A new piece of legislation is seemingly forthcoming in the United Kingdom, one that is undoubtedly going to be controversial.
The news was published in the media on April 1, and many at first perhaps wondered if it was an April Fool's Day joke, but sadly is the real deal.
BBC News reported that in the soon to be enacted law, the U.K. government will have ability to "monitor the calls, emails, texts and website visits" of individuals in the U.K., in what appears to be real-time.
It looks as if this legislation will likely be announced in May during the Queen's speech, according to media reports.
With this mandate, ISP records could be given up to officials upon demand and the service providers would be subjected to mirroring data through the U.K.'s Government Communications Headquarters (GCHQ). Under the new law, a search warrant to have access to specific details of communications would be required, however intelligence personnel would still have access to who is involved in the exchanges and the length of time involved in these communications.
“It is vital that police and security services are able to obtain communications data in certain circumstances to investigate serious crime and terrorism and to protect the public,” a spokesperson for the Home Office said in an emailed statement and shared by ZDNet.
“Communications data includes time, duration and dialling numbers of a phone call, or an email address. It does not include the content of any phone call or email and it is not the intention of Government to make changes to the existing legal basis for the interception of communications," the statement said.
This law is considered by U.K. lawmakers to be "key" to combating terrorism and crime, reported BBC News.
Not too long after the announcement, not surprisingly, backlash has occurred. According to This is Gloucestershire, many are opposed to this new law.
“It is not focusing on terrorists or on criminals. It is absolutely everybody. Historically governments have been kept out of our private lives,” said Conservative former shadow home secretary David Davis, reported This is Gloucestershire. “They don’t need this law to protect us. This is an unnecessary extension of the ability of the state to snoop on ordinary innocent people in vast numbers. Frankly, they shouldn’t have that power.”

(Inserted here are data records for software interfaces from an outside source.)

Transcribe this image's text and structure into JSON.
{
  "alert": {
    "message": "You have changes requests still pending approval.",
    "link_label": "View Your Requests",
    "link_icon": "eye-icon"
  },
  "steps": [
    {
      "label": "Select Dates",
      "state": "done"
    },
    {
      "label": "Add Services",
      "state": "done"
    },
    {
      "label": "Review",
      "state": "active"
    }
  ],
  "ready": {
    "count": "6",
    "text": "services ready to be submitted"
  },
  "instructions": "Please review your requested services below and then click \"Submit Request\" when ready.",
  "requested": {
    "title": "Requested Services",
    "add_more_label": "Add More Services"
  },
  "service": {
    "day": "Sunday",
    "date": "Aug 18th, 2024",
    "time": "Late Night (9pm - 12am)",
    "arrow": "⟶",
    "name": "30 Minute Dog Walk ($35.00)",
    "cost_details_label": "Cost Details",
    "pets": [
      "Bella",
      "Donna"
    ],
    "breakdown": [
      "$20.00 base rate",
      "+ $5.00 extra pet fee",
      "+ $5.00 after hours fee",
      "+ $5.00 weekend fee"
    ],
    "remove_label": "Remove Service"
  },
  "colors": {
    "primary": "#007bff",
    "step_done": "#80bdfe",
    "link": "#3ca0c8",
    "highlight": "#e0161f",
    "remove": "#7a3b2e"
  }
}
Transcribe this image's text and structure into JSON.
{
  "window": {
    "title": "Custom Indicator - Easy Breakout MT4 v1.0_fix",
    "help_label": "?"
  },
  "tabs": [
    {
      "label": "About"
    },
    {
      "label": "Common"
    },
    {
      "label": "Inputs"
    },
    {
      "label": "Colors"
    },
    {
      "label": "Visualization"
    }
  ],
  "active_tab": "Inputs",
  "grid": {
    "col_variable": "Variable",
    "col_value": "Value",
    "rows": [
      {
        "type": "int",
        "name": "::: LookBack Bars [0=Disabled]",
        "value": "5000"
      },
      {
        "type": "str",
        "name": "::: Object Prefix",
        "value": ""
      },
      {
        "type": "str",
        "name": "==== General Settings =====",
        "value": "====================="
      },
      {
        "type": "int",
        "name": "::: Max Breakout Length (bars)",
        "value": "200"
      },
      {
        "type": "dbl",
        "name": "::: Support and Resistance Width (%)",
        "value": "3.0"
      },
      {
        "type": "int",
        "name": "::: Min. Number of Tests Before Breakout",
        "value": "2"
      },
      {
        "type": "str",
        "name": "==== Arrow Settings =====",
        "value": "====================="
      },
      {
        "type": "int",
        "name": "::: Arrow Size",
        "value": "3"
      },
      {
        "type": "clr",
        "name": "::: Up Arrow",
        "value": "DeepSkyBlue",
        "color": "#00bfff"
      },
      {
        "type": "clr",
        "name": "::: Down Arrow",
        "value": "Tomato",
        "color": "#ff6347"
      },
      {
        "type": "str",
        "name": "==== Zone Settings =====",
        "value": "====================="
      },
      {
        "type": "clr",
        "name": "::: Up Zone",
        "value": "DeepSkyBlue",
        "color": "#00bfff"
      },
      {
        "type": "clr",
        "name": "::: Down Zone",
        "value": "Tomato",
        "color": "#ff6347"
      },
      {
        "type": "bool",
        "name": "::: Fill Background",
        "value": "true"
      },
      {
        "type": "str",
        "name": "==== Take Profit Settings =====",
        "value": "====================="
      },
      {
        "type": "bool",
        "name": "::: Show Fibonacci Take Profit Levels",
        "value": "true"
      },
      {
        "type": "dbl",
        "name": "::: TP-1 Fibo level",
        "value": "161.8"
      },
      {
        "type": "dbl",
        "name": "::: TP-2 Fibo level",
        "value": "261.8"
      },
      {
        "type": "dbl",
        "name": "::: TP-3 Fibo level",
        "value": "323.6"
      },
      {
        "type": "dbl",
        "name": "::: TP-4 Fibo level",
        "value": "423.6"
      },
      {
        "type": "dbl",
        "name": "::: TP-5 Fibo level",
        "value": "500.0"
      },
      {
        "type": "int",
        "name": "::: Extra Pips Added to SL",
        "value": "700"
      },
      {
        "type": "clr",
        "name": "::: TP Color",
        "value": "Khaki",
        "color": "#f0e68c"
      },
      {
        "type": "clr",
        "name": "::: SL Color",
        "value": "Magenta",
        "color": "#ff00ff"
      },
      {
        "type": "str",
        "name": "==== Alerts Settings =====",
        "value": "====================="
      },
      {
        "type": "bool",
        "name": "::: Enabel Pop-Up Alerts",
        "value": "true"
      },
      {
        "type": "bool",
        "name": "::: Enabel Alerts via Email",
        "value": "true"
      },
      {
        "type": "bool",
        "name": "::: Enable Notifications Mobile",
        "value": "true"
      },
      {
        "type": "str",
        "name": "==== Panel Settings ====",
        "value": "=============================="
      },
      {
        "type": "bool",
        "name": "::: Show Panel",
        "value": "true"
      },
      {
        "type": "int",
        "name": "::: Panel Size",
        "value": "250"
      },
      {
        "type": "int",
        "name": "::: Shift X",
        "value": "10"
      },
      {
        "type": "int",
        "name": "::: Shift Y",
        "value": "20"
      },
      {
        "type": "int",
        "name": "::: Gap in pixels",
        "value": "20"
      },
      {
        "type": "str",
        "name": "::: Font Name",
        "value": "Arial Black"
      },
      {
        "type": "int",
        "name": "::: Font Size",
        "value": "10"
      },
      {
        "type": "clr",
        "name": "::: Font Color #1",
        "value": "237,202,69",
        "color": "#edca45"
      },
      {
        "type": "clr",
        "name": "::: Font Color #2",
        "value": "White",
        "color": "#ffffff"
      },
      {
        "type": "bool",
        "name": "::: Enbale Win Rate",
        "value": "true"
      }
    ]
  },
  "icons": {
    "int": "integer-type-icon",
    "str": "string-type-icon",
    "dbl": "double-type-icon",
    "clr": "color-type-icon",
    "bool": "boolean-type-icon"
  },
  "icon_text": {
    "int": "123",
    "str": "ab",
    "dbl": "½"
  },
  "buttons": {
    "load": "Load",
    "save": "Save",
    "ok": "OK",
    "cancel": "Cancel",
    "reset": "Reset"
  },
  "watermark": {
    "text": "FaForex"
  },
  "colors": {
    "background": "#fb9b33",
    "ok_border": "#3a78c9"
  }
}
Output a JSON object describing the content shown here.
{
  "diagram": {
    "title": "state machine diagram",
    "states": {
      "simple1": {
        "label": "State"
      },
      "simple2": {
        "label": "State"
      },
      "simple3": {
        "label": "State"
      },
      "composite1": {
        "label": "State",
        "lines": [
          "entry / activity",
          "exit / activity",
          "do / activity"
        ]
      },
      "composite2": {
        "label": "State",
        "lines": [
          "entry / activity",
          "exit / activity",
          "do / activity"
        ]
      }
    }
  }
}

Across the globe privacy appears to be eroding at a significant pace. While part of this deterioration is due to the progression of technology providing the capabilities, it boils down to decision makers wearing away of privacy and freedoms, either individually, or collectively.
The problem when it’s a collective decision by a group, the blame gets pushed on the 'system' or, more commonplace these days, done in the name of security. And then the practice becomes law, and once set, usually there is no going back, and another layer of privacy is successfully stripped away.
When individuals lose any sense of privacy in a society where such freedoms have been previously enjoyed, it bears reaching the point where society might ask just how far a government willing to go? It looks as if western nations are willing to go pretty far, as this new law suggests.
"As set out in the Strategic Defence and Security Review we will legislate as soon as parliamentary time allows to ensure that the use of communications data is compatible with the government's approach to civil liberties," the Home Office's statement said, reported BBC News.
Perhaps another question that society should be asking at this point is just exactly what is the modern definition of 'civil liberties' supposed to mean?
This opinion article was written by an independent writer. The opinions and views expressed herein are those of the author and are not necessarily intended to reflect those of DigitalJournal.com